**WORK REQUEST:** Look through the material that follows and show every line with the string "labels".

**THE INPUT:**
■ ■ ■ ■ ■

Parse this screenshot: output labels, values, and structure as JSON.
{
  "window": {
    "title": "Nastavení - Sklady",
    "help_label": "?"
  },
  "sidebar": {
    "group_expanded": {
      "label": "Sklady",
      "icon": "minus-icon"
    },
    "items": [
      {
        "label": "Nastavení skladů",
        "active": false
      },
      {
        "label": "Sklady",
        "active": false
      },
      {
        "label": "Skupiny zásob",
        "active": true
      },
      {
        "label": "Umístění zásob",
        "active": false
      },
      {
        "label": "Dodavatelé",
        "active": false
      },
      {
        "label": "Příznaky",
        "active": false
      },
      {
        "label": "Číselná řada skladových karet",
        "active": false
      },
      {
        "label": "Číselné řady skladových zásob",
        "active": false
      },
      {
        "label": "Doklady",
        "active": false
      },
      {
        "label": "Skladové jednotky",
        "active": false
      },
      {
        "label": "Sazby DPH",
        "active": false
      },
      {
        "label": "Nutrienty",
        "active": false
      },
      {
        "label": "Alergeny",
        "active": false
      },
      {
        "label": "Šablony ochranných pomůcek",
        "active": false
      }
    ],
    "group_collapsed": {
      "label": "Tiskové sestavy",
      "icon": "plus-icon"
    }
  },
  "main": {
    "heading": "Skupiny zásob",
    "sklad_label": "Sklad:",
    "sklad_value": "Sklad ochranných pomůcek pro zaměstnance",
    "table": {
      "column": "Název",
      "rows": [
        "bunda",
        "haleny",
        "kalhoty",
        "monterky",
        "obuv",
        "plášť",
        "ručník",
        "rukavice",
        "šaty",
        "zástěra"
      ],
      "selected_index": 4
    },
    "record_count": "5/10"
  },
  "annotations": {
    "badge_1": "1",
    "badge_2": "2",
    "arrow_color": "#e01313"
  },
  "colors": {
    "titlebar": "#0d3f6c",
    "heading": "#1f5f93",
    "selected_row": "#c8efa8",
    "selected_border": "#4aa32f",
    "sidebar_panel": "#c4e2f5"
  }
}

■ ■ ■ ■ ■

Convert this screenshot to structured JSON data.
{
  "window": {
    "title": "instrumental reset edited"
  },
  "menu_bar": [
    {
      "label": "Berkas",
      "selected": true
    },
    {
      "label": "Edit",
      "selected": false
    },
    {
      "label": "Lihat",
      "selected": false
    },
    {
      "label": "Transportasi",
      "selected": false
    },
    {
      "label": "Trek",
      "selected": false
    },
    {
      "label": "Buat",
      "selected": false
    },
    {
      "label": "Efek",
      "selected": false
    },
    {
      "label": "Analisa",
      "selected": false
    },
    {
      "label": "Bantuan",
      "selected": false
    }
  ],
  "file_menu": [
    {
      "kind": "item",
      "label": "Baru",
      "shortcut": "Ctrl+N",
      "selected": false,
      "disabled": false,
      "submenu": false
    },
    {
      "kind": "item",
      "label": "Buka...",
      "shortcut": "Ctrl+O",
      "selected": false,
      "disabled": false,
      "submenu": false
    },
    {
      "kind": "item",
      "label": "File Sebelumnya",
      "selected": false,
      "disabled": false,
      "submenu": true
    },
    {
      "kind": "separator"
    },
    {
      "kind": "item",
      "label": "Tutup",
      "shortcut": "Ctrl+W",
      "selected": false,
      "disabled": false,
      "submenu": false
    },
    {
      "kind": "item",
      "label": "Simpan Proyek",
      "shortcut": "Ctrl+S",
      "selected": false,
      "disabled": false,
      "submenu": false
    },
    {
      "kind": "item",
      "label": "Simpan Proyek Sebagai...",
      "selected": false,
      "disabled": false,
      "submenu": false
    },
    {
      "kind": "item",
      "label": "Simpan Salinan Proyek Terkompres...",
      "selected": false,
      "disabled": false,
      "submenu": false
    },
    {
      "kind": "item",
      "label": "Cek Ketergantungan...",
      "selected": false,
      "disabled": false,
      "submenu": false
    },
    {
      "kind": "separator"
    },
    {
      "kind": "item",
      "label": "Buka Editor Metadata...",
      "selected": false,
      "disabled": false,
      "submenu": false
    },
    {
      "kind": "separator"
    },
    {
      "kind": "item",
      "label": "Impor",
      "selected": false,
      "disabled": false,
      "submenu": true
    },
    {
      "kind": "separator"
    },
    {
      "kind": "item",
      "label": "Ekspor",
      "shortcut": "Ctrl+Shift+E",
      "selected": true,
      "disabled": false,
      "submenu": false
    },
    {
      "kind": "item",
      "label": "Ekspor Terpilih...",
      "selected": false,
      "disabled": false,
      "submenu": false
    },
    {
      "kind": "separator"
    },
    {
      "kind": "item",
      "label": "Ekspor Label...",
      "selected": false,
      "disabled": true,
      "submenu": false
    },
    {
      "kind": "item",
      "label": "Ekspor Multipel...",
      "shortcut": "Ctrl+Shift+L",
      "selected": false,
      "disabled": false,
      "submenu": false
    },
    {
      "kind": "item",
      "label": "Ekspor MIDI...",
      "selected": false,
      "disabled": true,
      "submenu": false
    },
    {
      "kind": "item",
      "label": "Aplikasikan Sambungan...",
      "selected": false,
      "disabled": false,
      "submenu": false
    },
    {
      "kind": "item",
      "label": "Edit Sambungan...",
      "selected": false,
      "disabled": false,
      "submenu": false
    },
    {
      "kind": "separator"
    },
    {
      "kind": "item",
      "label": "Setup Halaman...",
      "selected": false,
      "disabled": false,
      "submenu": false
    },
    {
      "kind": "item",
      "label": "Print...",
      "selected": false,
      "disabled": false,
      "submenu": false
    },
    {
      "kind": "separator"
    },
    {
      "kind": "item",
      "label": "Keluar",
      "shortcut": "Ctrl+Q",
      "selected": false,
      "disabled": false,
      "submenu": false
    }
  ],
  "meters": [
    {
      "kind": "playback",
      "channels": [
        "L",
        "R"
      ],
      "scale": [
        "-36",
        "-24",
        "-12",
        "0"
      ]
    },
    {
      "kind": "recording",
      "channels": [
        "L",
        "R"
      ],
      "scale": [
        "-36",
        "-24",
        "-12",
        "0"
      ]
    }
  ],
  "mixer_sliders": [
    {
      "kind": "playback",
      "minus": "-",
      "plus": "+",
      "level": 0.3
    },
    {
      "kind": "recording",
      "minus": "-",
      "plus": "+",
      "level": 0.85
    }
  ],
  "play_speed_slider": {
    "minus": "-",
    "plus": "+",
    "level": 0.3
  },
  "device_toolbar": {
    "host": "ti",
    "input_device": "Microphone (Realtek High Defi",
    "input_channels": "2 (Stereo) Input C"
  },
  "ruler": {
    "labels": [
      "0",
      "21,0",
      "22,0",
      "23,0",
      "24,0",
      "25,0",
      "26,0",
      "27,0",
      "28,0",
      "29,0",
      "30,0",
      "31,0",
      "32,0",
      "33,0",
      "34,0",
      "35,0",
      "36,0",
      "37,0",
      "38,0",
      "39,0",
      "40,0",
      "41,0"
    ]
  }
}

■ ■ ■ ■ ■

**WORKED SOLUTION:**
Parse this screenshot: output labels, values, and structure as JSON.
    "labels": [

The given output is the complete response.